Below is the agenda for the meeting, sent to me by a wonderful staffer in Senator Leno's office (Senator Leno is one of the sponsors of pieces of the legislation). No time is specified for the meeting, and the staffer I spoke to did not know when the meeting would occur either. It's a long hearing -- the time allotted is four hours! However, from the same staffer, I have this:
We're hearing that the hearing will begin after Budget Subcommittee 4 adjourns -- likely between 12 Noon and 1 p.m. today.If you're really a wonk you can find a link to listen to the hearing (at the bottom of the page -- Conference Committee on SB 900 & AB 278).
Senate President Darryl Steinberg had this to say upon the formation of the Joint Committee:
CONFERENCE COMMITTEE ON SB 900 AND AB 278
CALIFORNIA'S FORECLOSURE CRISIS (OVERVIEW, PART 1)
MAY 10, 2012
UPON ADJOURNMENT OF SENATE BUDGET & FISCAL REVIEW SUBCOMMITTEE 4
I. WELCOME & OPENING REMARKS
Conference Committee Chairs and Members
II. FORECLOSURE CRISIS IN CALIFORNIA, THE NATIONAL MORTGAGE SETTLEMENT, AND THE HOMEOWNER BILL OF RIGHTS (45 mins + 45 mins Q&A)
The Honorable Kamala D. Harris, California Attorney General
Ben Diehl, Supervising Deputy Attorney General
Amy Teng, Deputy Attorney General
III. IMPACT OF FORECLOSURES IN THE COMMUNITY
HOMEOWNERS/ HOUSING ADVOCATES/COMMUNITY ORGANIZERS
(50 mins + 40 mins Q&A)
Celeste Singh, homeowner
Ethan Hoff, homeowner
Marco Ponce, homeowner
Lisa Sitkin, Housing and Economic Rights Advocates
Janet Murguía, National Council of La Raza
IV. ECONOMIC/ACADEMIC PERSPECTIVE
(30 mins + 30 mins Q&A)
Kurt Eggert, Professor of Law, Chapman University School Of Law
Atif Mian, Associate Professor, Haas School of Business and Department of Economics, University of California, Berkeley
Nicholas Campins, Deputy Attorney General
V. PUBLIC COMMENT
As we have worked through these issues over the last several weeks in meetings with stakeholders and legislators, it has become clear that we are close to having a package of bills that will provide meaningful protections to homeowners struggling through the foreclosure crisis... The Attorney General, the sponsor of these measures, as well as the authors and the legislative leaders all agree that key pieces of this package should be resolved as expeditiously as possible in a Conference Committee. The bills relating to due process protections for borrowers and prohibitions on dual tracking homeowners in foreclosure and loan modifications processes will be heard in a Conference that will complete its work within the next few weeks.House Speaker John Perez said
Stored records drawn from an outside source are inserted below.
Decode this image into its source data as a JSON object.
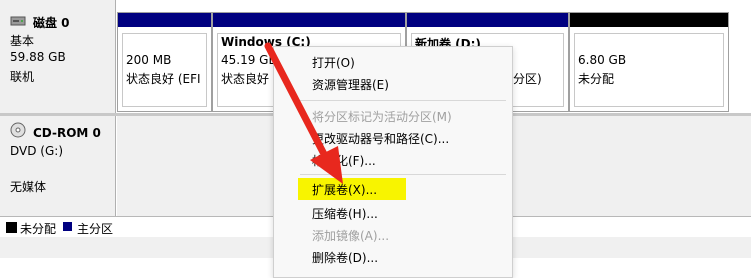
{
  "disk0": {
    "name": "磁盘 0",
    "type": "基本",
    "size": "59.88 GB",
    "status": "联机",
    "partitions": [
      {
        "size": "200 MB",
        "status": "状态良好 (EFI"
      },
      {
        "name": "Windows  (C:)",
        "size": "45.19 GB",
        "status": "状态良好"
      },
      {
        "name": "新加卷  (D:)",
        "status_tail": "分区)"
      },
      {
        "size": "6.80 GB",
        "status": "未分配"
      }
    ]
  },
  "cdrom0": {
    "name": "CD-ROM 0",
    "drive": "DVD (G:)",
    "media": "无媒体"
  },
  "legend": {
    "unallocated": "未分配",
    "primary": "主分区"
  },
  "context_menu": {
    "items": [
      {
        "label": "打开(O)",
        "enabled": true
      },
      {
        "label": "资源管理器(E)",
        "enabled": true
      },
      {
        "label": "将分区标记为活动分区(M)",
        "enabled": false
      },
      {
        "label": "更改驱动器号和路径(C)...",
        "enabled": true
      },
      {
        "label": "格式化(F)...",
        "enabled": true
      },
      {
        "label": "扩展卷(X)...",
        "enabled": true,
        "highlighted": true
      },
      {
        "label": "压缩卷(H)...",
        "enabled": true
      },
      {
        "label": "添加镜像(A)...",
        "enabled": false
      },
      {
        "label": "删除卷(D)...",
        "enabled": true
      }
    ]
  },
  "colors": {
    "primary_bar": "#000080",
    "unallocated_bar": "#000000",
    "highlight": "#f8f400",
    "arrow": "#e8281e"
  },
  "icons": {
    "disk": "disk-icon",
    "cdrom": "cdrom-icon"
  }
}
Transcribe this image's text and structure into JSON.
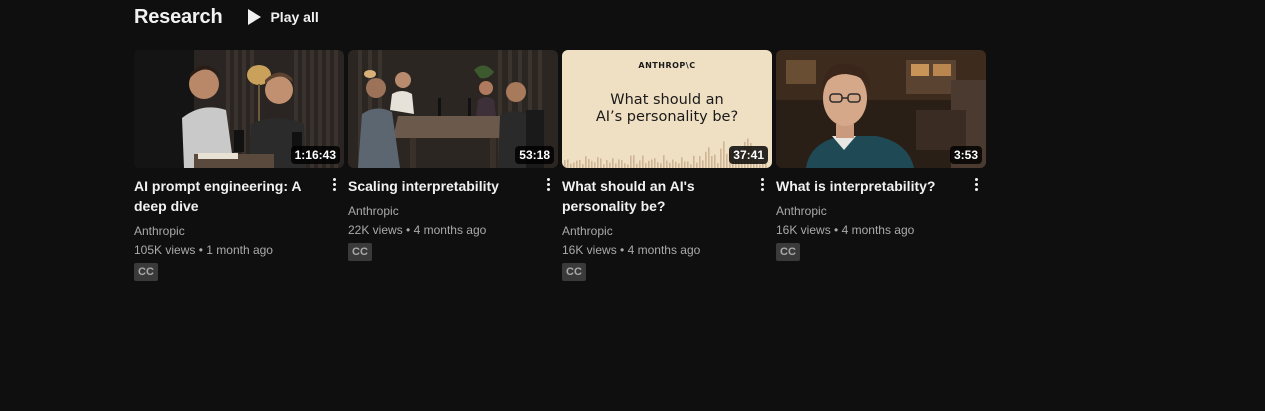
{
  "shelf": {
    "title": "Research",
    "play_all_label": "Play all",
    "play_icon": "play-icon"
  },
  "videos": [
    {
      "title": "AI prompt engineering: A deep dive",
      "channel": "Anthropic",
      "views": "105K views",
      "age": "1 month ago",
      "separator": "•",
      "duration": "1:16:43",
      "badge": "CC"
    },
    {
      "title": "Scaling interpretability",
      "channel": "Anthropic",
      "views": "22K views",
      "age": "4 months ago",
      "separator": "•",
      "duration": "53:18",
      "badge": "CC"
    },
    {
      "title": "What should an AI's personality be?",
      "channel": "Anthropic",
      "views": "16K views",
      "age": "4 months ago",
      "separator": "•",
      "duration": "37:41",
      "badge": "CC",
      "thumbnail_brand": "ANTHROP\\C",
      "thumbnail_text_line1": "What should an",
      "thumbnail_text_line2": "AI’s personality be?"
    },
    {
      "title": "What is interpretability?",
      "channel": "Anthropic",
      "views": "16K views",
      "age": "4 months ago",
      "separator": "•",
      "duration": "3:53",
      "badge": "CC"
    }
  ],
  "colors": {
    "background": "#0f0f0f",
    "text_primary": "#f1f1f1",
    "text_secondary": "#aaaaaa",
    "badge_bg": "#3a3a3a",
    "thumbnail_beige": "#efdfc3"
  }
}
Since the foreclosure crisis hit, the California Legislature has taken several steps to ease the impact on families, including borrower protection and foreclosure delay legislation, and providing foreclosure assistance to constituents... Following the powerful foreclosure settlement negotiated by Attorney General Kamala D. Harris, we now have a narrow window of opportunity to make several major advances, and a two-house conference committee will provide the most comprehensive and timely mechanism to seize the opportunity before us to aid Californians who despite the settlement and previous actions are still underwater or facing foreclosure."If you think the banks need to be reined in, do a good deed and make yourself fee good by telling your legislators to kick a few banksters' asses. Maybe you can't participate in a bank occupation or an auction shutdown, but you can make your voice heard nonetheless.
Call Now! Before You Put it Off.
Senator Noreen Evans (D) (916-651-4002)
Senator Ron Calderon (D) (916-651-4030)
Senator Sam Blakeslee (R) (916 651-4015)